The survivor response of disidentification with those who do perish is common, and as I said, may be one aspect of self which is experienced by most people. The response can arise as a manic defense against vulnerability but also as a reflexive shut down in the face of pain or fear. But another matter is the etching of such responses into the collective psyche as superiority or triumph: justifying the inflicting of harm and permitting avoidable suffering as the deserved fate of the unworthy, those who fail or don’t keep up in the race. The disavowal of public social responsibility for helping over harming is part of a complex process of withholding acknowledgment of injuries to victims in an unlawful world. This constitutes a form of failure to dignify suffering through witnessing that perpetuates breakdown of the moral third. It may be seen as the avoidable failure, the one which enshrines the complementarity of dignified and discarded and deprives those who suffer trauma a vital ingredient in reclaiming their sense of value and agency.
The complementary position of “only one can live,” of being either among the discarded or the saved is associated with a protective shell of dissociative denial about the horror suffered by the other. That shell protects the bystander from inhabiting the part of self that would be evoked by feeling the other’s suffering as well as the shame of recognizing the choice not to feel. (Rachel McKay, personal communication).

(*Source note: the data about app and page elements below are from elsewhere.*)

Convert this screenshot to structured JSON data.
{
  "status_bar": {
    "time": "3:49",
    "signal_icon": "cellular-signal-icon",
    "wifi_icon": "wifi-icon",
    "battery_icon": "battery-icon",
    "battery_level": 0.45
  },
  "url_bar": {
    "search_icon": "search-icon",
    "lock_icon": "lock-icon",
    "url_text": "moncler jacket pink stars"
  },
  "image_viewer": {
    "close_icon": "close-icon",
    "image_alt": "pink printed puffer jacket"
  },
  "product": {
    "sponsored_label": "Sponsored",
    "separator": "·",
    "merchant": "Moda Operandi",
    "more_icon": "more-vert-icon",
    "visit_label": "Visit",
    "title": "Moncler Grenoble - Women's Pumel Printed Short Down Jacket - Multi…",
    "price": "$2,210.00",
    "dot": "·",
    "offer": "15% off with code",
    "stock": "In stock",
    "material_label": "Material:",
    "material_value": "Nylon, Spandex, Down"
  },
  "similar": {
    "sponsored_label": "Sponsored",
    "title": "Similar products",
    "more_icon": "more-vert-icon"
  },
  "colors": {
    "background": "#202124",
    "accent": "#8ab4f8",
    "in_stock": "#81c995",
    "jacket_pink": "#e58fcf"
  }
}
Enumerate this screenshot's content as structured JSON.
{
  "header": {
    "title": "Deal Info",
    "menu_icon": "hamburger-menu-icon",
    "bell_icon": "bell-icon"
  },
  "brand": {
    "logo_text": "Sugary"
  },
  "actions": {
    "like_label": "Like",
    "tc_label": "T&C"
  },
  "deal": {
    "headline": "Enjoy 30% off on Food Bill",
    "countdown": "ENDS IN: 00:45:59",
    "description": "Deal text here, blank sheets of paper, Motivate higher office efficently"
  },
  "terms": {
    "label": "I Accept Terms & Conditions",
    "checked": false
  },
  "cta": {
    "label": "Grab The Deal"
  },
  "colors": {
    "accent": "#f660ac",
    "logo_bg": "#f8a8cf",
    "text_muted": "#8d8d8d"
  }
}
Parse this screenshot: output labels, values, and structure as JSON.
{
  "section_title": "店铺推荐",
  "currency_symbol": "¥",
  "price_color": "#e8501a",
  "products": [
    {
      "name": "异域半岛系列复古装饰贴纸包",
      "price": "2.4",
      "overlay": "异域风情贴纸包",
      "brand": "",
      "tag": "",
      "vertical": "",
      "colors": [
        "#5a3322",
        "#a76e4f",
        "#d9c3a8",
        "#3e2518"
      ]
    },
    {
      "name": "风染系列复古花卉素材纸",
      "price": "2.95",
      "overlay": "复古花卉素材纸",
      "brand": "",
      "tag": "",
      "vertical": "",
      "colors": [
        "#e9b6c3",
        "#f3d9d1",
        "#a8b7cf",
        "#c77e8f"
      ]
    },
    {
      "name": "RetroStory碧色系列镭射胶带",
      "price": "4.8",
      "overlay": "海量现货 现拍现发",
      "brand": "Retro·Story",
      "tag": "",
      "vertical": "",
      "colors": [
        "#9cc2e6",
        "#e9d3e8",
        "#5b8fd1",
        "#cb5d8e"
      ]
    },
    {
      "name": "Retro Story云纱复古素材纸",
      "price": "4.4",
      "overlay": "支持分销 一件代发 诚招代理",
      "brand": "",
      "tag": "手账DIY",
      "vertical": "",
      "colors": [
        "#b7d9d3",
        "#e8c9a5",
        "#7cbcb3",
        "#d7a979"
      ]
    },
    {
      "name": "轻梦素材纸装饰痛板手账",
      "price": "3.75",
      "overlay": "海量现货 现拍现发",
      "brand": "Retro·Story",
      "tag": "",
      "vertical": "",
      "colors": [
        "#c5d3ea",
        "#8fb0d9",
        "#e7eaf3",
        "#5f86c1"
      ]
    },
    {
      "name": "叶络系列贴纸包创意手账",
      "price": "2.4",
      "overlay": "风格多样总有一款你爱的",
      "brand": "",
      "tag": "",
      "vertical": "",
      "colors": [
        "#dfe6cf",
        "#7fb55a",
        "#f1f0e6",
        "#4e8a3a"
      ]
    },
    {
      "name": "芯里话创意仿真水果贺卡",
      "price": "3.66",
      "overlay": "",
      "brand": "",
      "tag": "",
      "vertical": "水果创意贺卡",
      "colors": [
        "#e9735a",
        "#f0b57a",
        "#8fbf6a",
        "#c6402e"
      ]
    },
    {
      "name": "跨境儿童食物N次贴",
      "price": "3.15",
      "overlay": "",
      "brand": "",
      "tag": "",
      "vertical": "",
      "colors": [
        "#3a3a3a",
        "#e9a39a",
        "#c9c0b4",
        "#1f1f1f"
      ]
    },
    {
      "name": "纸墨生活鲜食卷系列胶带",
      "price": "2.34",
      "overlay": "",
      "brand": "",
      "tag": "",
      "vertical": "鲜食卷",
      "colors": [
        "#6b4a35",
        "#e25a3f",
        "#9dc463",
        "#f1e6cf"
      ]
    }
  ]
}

Still, the dissociation of the others’ humanity, which supports the ongoing splitting between the discarded and the deserving, is occasionally disrupted by a violent breakthrough of the real consequences of this division. This occurred in 2005 when reporters in New Orleans watched in horror the conditions under which victims of Hurricane Katrina were herded and held in the convention center with no water or medical supplies. For one short and virtually unprecedented moment members of the official media expressed naked personal shock and horror at the treatment of fellow citizens who were clearly being abandoned by all agencies deemed responsible for saving them (the President, the army, the national guard, the governor, the police). These reporters became in Ullman’s (2006) sense real witnesses, embodying emotionally the impact of what they saw, despite or because it flew in the face of what they wanted to believe about the lawful nature of our society. They transcended their disembodied professional roles, the customary forms of pseudo-witnessing and pseudo-third based on dissociation and protectively cloaking the authorities’ failure. This rare crack in the façade of “fair and balanced” reporting — simultaneously ratified the truth of their experience. I am suggesting that in such moments collective breakthrough of dissociation constitutes a shift out of the unconsciously held convention according to which some Other(s) is not worthy of saving and thus awakens a palpable, powerful wish to connect, to affirm the value of social attachment and the moral third.
To continue reading, click here for parts 4 and 5.